* RECORDS FOR THIS EXERCISE
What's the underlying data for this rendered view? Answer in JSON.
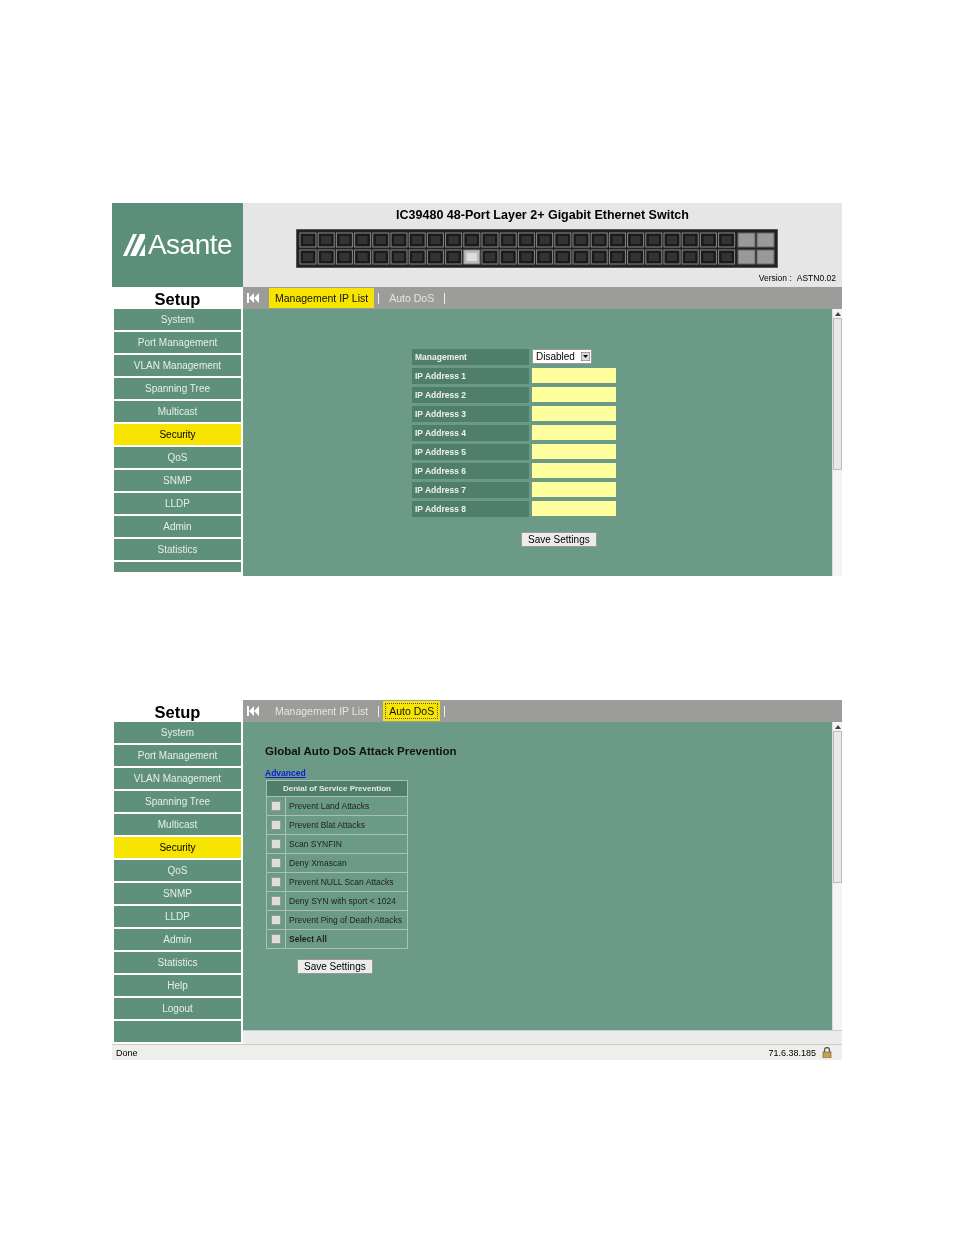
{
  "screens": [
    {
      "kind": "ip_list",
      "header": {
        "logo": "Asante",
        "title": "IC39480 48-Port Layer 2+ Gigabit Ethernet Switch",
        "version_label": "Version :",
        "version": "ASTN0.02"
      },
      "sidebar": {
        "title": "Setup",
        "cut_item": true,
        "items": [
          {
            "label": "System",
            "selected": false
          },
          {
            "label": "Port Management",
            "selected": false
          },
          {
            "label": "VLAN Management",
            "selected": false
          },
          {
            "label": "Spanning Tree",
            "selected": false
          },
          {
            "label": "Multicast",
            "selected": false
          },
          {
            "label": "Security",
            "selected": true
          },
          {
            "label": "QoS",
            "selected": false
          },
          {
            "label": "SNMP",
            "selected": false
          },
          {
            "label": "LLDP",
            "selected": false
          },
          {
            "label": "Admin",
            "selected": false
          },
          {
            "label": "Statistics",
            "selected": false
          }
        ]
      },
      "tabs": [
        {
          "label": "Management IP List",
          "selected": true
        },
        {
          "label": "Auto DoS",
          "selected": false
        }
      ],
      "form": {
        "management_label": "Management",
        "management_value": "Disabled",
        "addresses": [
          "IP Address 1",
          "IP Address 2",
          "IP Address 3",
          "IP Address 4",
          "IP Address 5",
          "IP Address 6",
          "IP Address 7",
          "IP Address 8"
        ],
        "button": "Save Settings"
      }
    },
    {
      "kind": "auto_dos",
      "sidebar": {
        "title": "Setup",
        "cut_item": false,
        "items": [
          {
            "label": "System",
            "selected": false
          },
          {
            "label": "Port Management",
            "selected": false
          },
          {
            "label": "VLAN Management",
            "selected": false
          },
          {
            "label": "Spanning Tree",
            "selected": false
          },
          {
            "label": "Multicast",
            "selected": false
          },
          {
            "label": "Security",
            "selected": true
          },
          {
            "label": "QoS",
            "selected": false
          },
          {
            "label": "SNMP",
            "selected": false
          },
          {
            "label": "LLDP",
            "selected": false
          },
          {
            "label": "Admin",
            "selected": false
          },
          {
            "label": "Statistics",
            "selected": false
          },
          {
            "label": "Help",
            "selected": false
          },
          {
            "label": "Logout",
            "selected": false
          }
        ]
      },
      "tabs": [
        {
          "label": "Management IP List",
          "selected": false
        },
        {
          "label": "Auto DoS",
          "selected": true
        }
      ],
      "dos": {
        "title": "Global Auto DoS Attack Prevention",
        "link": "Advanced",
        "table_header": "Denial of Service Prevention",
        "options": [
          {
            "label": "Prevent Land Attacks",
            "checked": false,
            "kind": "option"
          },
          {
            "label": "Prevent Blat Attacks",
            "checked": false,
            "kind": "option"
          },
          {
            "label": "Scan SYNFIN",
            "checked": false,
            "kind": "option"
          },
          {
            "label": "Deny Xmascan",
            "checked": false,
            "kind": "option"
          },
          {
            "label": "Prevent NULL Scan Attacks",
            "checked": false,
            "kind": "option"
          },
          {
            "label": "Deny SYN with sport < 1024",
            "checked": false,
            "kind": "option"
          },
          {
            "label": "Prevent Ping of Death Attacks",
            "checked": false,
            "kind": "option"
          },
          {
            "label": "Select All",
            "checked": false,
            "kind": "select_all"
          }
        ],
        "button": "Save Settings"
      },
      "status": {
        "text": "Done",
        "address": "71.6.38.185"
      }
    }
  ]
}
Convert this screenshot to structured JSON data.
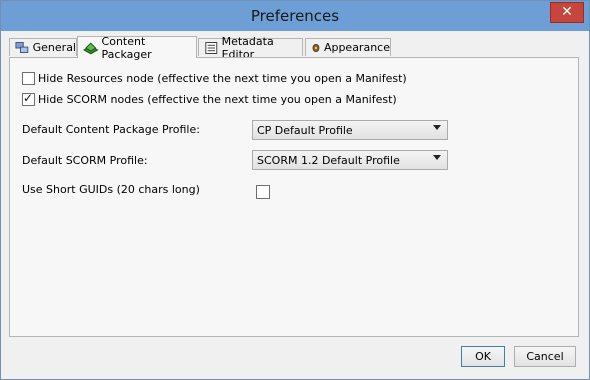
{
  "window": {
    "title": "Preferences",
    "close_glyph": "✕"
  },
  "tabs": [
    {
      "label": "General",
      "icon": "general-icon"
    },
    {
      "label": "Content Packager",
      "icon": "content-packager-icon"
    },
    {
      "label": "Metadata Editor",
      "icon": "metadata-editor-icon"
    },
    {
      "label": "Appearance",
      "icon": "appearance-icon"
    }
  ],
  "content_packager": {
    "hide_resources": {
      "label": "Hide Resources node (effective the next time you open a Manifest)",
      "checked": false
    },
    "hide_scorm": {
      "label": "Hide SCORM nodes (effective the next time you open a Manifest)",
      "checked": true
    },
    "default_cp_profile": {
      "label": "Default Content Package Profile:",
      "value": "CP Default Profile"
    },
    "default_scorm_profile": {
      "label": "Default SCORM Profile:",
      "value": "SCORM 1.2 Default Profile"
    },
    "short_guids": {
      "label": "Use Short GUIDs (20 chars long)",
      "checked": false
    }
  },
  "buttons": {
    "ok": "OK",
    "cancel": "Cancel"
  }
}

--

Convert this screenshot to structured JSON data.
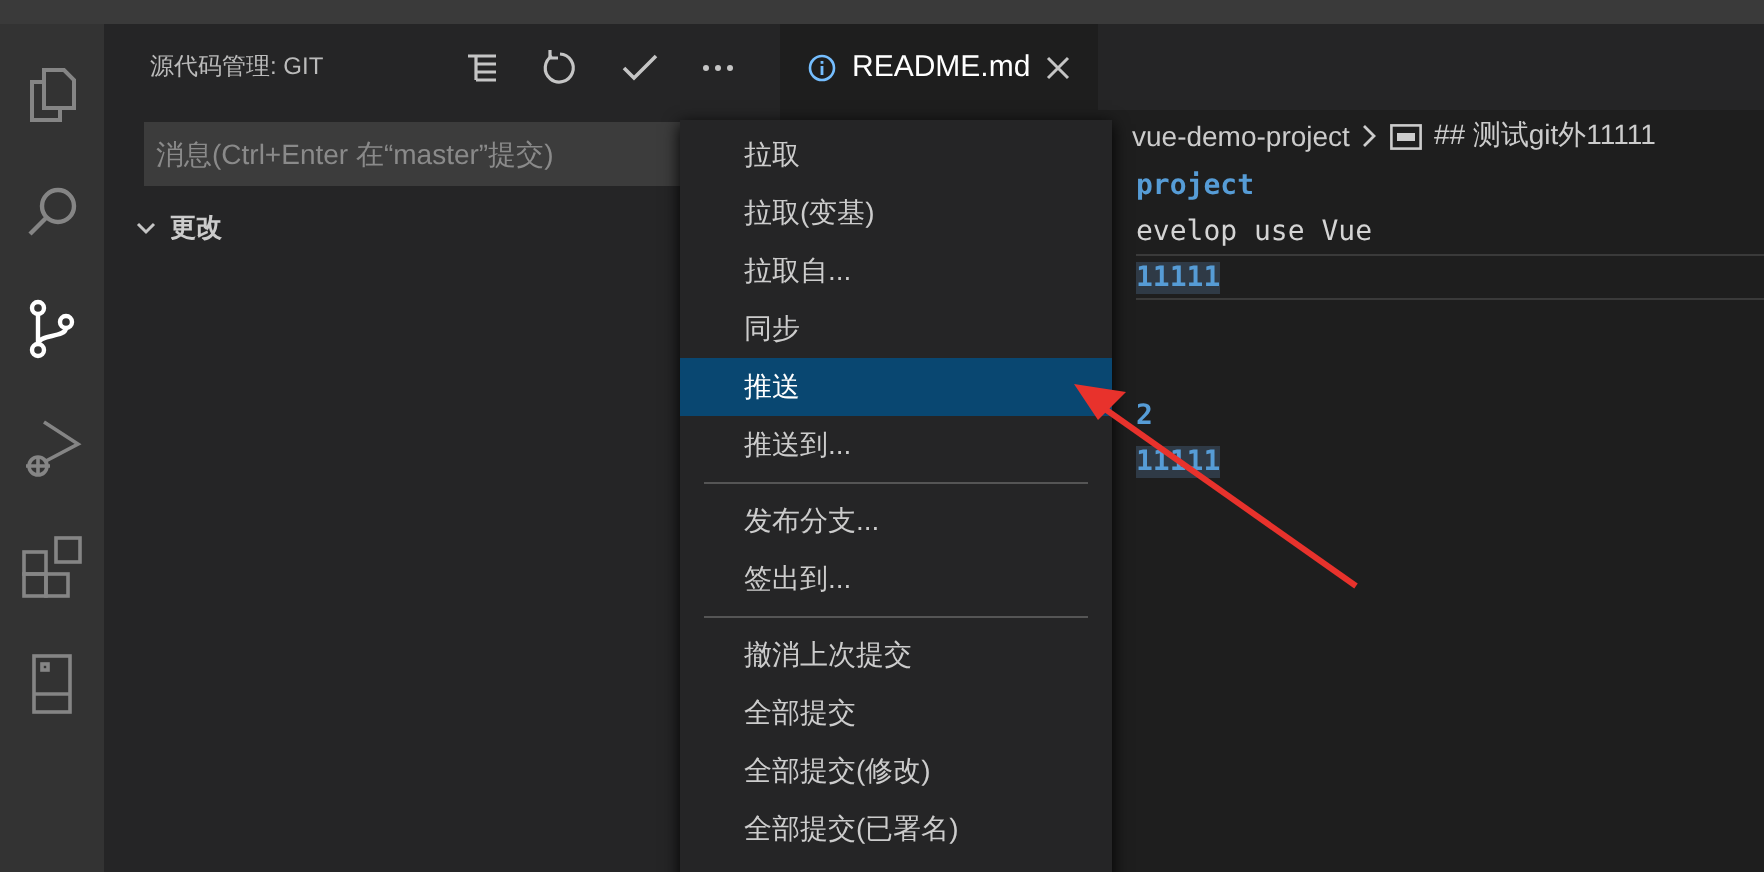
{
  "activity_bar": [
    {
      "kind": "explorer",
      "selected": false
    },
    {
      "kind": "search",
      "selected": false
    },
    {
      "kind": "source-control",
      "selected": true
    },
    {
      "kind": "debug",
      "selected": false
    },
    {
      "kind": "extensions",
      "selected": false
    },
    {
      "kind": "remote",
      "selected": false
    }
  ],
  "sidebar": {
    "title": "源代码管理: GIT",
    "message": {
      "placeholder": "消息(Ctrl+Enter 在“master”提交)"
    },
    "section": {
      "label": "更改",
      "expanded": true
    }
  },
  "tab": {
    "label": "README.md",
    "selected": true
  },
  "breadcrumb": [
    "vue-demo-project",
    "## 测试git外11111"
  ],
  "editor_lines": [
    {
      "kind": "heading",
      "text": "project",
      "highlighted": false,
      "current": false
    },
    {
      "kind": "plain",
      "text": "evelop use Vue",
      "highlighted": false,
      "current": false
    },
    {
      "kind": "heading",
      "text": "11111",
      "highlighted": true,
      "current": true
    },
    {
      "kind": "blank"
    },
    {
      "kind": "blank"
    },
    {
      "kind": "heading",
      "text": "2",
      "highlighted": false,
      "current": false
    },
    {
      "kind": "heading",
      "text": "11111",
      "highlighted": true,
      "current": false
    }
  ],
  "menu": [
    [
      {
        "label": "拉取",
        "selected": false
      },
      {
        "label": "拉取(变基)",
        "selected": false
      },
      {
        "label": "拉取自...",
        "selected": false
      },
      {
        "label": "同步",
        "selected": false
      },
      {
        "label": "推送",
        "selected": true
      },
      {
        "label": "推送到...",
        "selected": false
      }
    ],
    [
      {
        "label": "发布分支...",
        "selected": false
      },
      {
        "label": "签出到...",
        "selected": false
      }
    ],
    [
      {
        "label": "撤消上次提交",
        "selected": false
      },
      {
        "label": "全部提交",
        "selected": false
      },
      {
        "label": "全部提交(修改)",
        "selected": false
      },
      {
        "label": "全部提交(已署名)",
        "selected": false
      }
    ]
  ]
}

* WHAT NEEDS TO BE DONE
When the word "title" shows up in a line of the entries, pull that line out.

* OUTPUT FOR THIS TASK
        "title": "IC39480 48-Port Layer 2+ Gigabit Ethernet Switch",
        "title": "Setup",
        "title": "Setup",
        "title": "Global Auto DoS Attack Prevention",
    "title": "Preferences",
    "title": "源代码管理: GIT",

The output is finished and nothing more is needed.